Start of Block

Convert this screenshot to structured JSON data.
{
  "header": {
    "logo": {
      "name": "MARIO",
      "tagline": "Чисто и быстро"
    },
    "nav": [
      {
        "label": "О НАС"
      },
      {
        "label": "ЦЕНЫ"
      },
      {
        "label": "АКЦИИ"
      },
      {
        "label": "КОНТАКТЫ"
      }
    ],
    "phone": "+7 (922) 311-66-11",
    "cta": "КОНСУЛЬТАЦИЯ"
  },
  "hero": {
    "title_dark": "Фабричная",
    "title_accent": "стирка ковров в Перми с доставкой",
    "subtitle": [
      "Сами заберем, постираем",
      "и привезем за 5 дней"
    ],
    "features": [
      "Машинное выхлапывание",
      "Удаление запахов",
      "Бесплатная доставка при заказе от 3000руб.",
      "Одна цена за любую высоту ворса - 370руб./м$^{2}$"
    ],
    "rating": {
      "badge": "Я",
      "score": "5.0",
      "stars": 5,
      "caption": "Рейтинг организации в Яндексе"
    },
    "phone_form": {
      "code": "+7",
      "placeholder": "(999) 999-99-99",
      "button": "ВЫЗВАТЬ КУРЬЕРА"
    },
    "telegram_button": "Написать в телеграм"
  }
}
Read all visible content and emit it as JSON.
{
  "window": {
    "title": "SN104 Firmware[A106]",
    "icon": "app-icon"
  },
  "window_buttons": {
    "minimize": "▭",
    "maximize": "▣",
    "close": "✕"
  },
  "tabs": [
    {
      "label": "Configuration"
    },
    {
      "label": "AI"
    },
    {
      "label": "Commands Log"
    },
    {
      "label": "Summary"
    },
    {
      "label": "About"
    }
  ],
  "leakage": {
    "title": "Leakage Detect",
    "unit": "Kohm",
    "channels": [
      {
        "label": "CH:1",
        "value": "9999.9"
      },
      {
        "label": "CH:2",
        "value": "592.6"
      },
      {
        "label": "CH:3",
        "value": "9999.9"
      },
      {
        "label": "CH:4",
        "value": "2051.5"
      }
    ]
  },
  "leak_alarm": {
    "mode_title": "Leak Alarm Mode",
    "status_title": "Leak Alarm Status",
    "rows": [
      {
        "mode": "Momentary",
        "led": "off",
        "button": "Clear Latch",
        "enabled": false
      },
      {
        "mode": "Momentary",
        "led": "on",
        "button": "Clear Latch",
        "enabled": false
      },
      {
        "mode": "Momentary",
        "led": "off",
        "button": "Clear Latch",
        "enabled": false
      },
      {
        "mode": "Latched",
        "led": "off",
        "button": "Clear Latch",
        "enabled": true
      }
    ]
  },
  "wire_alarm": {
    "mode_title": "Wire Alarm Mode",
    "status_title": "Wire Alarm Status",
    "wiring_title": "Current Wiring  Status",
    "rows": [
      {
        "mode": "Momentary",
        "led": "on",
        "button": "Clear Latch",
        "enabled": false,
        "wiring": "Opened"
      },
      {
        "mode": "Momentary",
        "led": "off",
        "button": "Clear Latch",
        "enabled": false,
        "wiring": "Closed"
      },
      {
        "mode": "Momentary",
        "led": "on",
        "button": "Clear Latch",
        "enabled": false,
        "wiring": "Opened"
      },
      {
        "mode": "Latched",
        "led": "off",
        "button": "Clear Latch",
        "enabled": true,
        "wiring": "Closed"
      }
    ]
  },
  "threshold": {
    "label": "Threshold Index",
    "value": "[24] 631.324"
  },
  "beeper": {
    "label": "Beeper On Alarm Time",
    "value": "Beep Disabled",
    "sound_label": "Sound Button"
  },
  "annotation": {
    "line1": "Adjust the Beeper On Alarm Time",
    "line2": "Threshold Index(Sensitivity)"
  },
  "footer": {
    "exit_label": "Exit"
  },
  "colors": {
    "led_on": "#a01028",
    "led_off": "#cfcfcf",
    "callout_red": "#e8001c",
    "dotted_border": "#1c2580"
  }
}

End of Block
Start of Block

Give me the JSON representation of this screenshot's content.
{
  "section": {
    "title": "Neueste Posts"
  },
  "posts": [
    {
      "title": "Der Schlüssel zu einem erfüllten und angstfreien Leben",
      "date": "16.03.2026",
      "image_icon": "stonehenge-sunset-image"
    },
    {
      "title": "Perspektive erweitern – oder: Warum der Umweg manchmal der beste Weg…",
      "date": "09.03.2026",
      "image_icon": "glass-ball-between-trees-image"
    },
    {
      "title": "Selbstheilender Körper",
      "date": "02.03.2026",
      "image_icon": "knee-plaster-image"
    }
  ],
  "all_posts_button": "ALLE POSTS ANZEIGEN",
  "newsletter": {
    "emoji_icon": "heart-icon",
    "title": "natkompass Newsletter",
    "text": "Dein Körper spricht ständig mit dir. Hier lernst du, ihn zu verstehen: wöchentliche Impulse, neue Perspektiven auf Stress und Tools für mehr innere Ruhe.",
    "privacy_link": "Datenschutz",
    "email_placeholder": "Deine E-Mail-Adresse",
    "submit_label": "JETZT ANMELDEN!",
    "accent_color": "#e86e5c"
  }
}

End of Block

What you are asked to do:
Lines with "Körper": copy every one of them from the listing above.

Exercise response:
      "title": "Selbstheilender Körper",
    "text": "Dein Körper spricht ständig mit dir. Hier lernst du, ihn zu verstehen: wöchentliche Impulse, neue Perspektiven auf Stress und Tools für mehr innere Ruhe.",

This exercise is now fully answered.